- **WHAT TO PRODUCE**
Exact copy, no pictures: return all the records as they stand.

● ● ● ●

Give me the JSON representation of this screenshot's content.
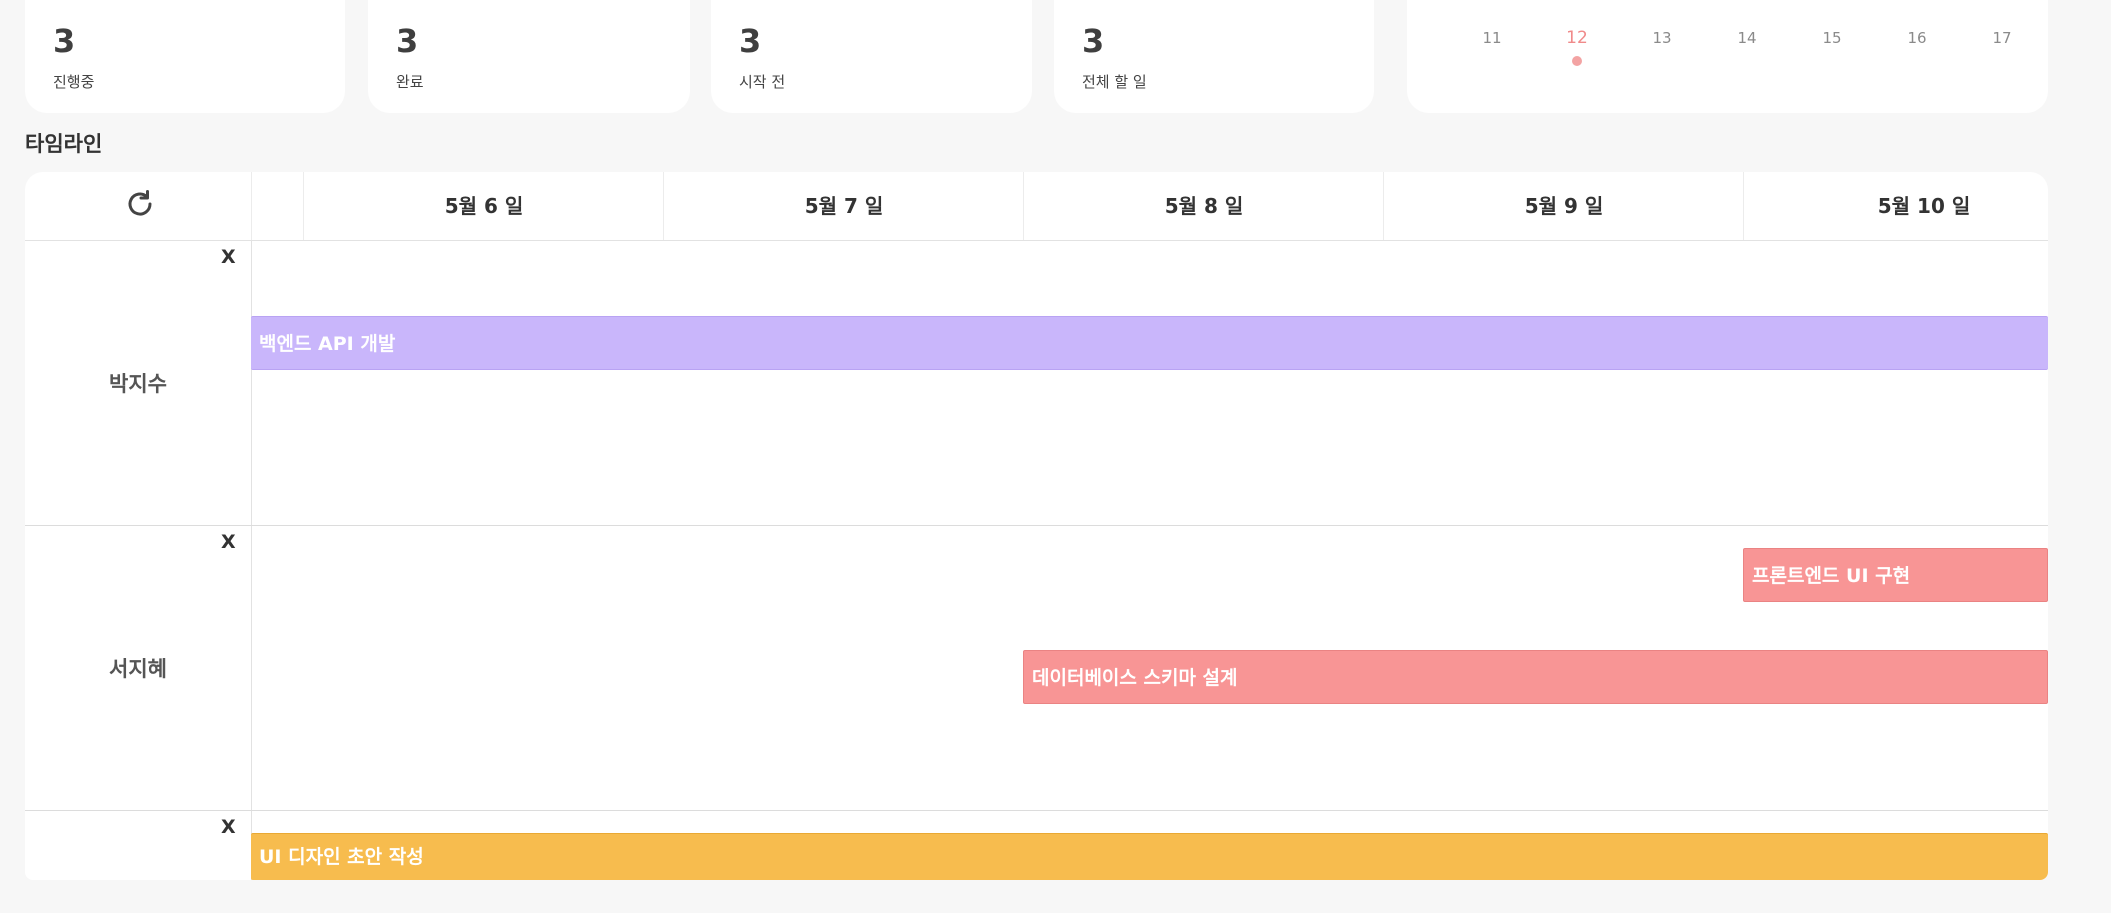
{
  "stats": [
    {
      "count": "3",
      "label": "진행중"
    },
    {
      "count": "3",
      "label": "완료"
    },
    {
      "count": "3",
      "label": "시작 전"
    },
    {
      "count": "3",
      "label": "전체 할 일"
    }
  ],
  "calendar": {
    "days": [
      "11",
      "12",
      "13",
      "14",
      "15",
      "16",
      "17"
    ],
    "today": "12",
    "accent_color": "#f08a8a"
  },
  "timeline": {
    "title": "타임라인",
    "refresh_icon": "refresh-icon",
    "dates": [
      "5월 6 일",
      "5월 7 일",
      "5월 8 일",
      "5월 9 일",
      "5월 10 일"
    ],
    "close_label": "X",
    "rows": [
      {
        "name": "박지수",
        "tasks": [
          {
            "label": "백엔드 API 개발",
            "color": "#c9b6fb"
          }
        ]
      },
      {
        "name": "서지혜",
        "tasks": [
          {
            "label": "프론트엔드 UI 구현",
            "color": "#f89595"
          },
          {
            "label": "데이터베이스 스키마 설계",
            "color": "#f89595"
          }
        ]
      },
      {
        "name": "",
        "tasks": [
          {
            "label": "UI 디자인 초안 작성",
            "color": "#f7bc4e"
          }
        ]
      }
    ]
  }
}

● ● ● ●

- **SOLUTION BELOW**
Give me the JSON representation of this screenshot's content.
{
  "stats": [
    {
      "count": "3",
      "label": "진행중"
    },
    {
      "count": "3",
      "label": "완료"
    },
    {
      "count": "3",
      "label": "시작 전"
    },
    {
      "count": "3",
      "label": "전체 할 일"
    }
  ],
  "calendar": {
    "days": [
      "11",
      "12",
      "13",
      "14",
      "15",
      "16",
      "17"
    ],
    "today": "12",
    "accent_color": "#f08a8a"
  },
  "timeline": {
    "title": "타임라인",
    "refresh_icon": "refresh-icon",
    "dates": [
      "5월 6 일",
      "5월 7 일",
      "5월 8 일",
      "5월 9 일",
      "5월 10 일"
    ],
    "close_label": "X",
    "rows": [
      {
        "name": "박지수",
        "tasks": [
          {
            "label": "백엔드 API 개발",
            "color": "#c9b6fb"
          }
        ]
      },
      {
        "name": "서지혜",
        "tasks": [
          {
            "label": "프론트엔드 UI 구현",
            "color": "#f89595"
          },
          {
            "label": "데이터베이스 스키마 설계",
            "color": "#f89595"
          }
        ]
      },
      {
        "name": "",
        "tasks": [
          {
            "label": "UI 디자인 초안 작성",
            "color": "#f7bc4e"
          }
        ]
      }
    ]
  }
}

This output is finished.